Has COVID-19 Increased the Risk of Elder Abuse?
Elder abuse was a serious public health problem well before COVID-19 hit the United States; however, the outbreak has only intensified the risk for seniors. With many states still maintaining social distancing and other limitations, much of the elderly population has had to face the ongoing pandemic in isolation and loneliness.
Seniors are at a higher risk of contracting coronavirus—in fact, 8 out of 10 of the fatalities that are related to COVID-19 in the United States have been adults who were aged 65 years and older. This has led to many nursing homes and assisted living facilities tightening restrictions for visitors. With family members and friends unable to see loved ones regularly, older adults may be at a greater risk of being abused in a residential setting.
Elder abuse affects about 1 in 10 older Americans. With the pandemic surging, it’s not difficult to imagine numbers will increase in the months ahead. Elder abuse happens when a person experiences physical, emotional, or financial harm by a caregiver or another trusted individual. If you or a loved one has experienced any form of elder abuse during COVID-19, the Law Office of Kyle W. Jones in Bakersfield is ready to help you move forward.
Abuse Risk Factors During COVID-19
It’s true that older adults who get regular visitors are less susceptible to abuse—but the pandemic has left many in our nation’s most vulnerable population isolated from their families. Social isolation is a known risk factor for elder abuse. With facilities limiting visitations, fewer people are coming and going. This means that fewer people are able to notice when seniors are being mistreated. Without periodic one-on-one visits, loved ones aren’t able to easily identify changes in behavior or health status.
Other risk factors for elder abuse include:
- Limited mobility: Seniors who are unable to get around on their own are more likely to be neglected by their caregivers. Those with limited mobility must be exercised regularly to improve their circulation and overall joint health. If they are restricted to a bed, they should be repositioned periodically to avoid putting too much pressure on the same area of the body. The increased pressure cuts off blood supply and can result in painful bed sores, which can become infected easily without proper monitoring.

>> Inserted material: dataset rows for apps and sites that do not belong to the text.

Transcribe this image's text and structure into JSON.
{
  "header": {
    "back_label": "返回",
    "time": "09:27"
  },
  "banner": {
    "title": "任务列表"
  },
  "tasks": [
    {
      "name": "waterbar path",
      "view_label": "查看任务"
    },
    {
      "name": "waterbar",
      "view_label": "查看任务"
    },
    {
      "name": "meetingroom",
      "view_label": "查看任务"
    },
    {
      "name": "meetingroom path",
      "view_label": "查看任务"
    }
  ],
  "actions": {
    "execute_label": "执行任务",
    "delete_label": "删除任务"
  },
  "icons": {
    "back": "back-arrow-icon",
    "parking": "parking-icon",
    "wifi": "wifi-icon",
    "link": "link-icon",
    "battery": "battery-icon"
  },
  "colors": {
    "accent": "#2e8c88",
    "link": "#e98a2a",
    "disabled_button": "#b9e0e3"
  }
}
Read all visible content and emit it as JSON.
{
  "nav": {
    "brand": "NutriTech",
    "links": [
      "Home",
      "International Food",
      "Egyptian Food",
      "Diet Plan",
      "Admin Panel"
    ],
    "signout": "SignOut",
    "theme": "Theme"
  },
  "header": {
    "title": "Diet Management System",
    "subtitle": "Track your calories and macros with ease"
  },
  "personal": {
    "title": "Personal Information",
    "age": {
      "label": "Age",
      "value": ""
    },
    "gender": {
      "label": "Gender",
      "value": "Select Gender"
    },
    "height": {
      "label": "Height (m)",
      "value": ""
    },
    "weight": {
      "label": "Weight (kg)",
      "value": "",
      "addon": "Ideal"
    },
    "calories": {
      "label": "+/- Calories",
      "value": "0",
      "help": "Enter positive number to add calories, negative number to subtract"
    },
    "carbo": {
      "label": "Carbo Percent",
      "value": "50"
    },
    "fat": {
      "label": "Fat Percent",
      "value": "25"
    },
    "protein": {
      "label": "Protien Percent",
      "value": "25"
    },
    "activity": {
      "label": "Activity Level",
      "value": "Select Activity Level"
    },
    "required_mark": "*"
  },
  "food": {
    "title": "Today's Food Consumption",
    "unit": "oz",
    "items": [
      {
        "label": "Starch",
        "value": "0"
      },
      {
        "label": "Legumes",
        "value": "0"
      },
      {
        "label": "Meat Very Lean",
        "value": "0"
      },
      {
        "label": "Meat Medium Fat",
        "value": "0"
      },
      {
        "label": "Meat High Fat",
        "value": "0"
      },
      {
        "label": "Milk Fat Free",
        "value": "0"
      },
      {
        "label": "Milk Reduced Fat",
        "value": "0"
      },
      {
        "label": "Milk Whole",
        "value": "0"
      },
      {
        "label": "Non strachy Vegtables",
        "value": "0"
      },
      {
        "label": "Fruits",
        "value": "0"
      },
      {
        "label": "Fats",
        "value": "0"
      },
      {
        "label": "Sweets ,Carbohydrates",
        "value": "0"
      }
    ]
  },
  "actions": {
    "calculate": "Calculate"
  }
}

- Reduced mental capacity: Seniors who are mentally incapacitated may not be able to tell others when they are being abused. This can make them easy targets for mistreatment by their caregivers, especially when their loved ones are unable to visit them as often as they used to.
- Increased staff-to-patient ratio: COVID-19 has presented unique challenges for residential facilities. When caregivers are exposed to the virus, the CDC recommends that they quarantine for 10 to 14 days before returning to work. While safety is paramount, having employees under quarantine also leaves facilities short-handed, which can increase the staff-to-patient ratio. Staff members who are overstressed are more likely to neglect or act out against a patient under their care.
How to Protect Against Elder Abuse During COVID-19
You may not be able to visit your elderly loved one as often as you would like to during the pandemic, but that doesn’t mean that there is nothing that you can do to protect them against abuse. Here are some things that you can do right from your own home.
- Call as often as you can. Calling frequently will show caregivers that the patient has someone who cares about them, even if you can’t be there every single day.
- Speak with the physician regularly. Discussing your loved one’s health status and medications on a regular basis can help you keep track of any changes. If you notice anything drastic, be sure to bring up your concerns.
- Monitor financial accounts. Elder financial abuse is quite common—with billions of dollars lost every year. You can protect your loved one by monitoring their checking and savings accounts and credit cards for unauthorized transactions. Having them set up a financial power of attorney can also help safeguard their finances.
- Encourage friendships. Most long-term care facilities will have multiple ways for residents to connect with each other onsite. This can be a lifeline when your visits are limited, so it is a good idea to encourage your loved one to get involved in community activities as much as possible. Doing so can help them build friendships and reduce their feelings of isolation during this challenging time.
Signs of Elder Abuse
Elder abuse can be difficult to expose if you are not around your loved one all the time. However, there are some signs you can look for to identify abuse or neglect, including:
- Unexplained physical injuries
- Extreme emotional changes
- Rapid weight loss from malnutrition
- Unsanitary living conditions
- Missing money or personal items
If you notice any of these signs, you should try talking with your loved one to find out what’s going on. If they seem reluctant to talk about it, then you should get help to uncover the truth.
What to Do If You Suspect Elder Abuse
Usually, elder abuse will not stop on its own. Many seniors are too afraid of retaliation to say anything, so it’s important for loved ones to step in if they notice any red flags that point to abuse. You should remove the elder from the situation and report the facility to your local Adult Protective Services. APS will provide the necessary resources to investigate the abuse in question. In urgent cases, call 911 right away for assistance.
Get Legal Help Today
Do you believe that your loved one has been a victim of elder abuse or neglect during COVID-19? The Law Office of Kyle W. Jones can help you put an end to the abuse. When you hire our law firm, we will work hard to make the responsible party accountable for their actions. Contact our office in Bakersfield today to schedule a free, no-obligation consultation with an elder abuse lawyer.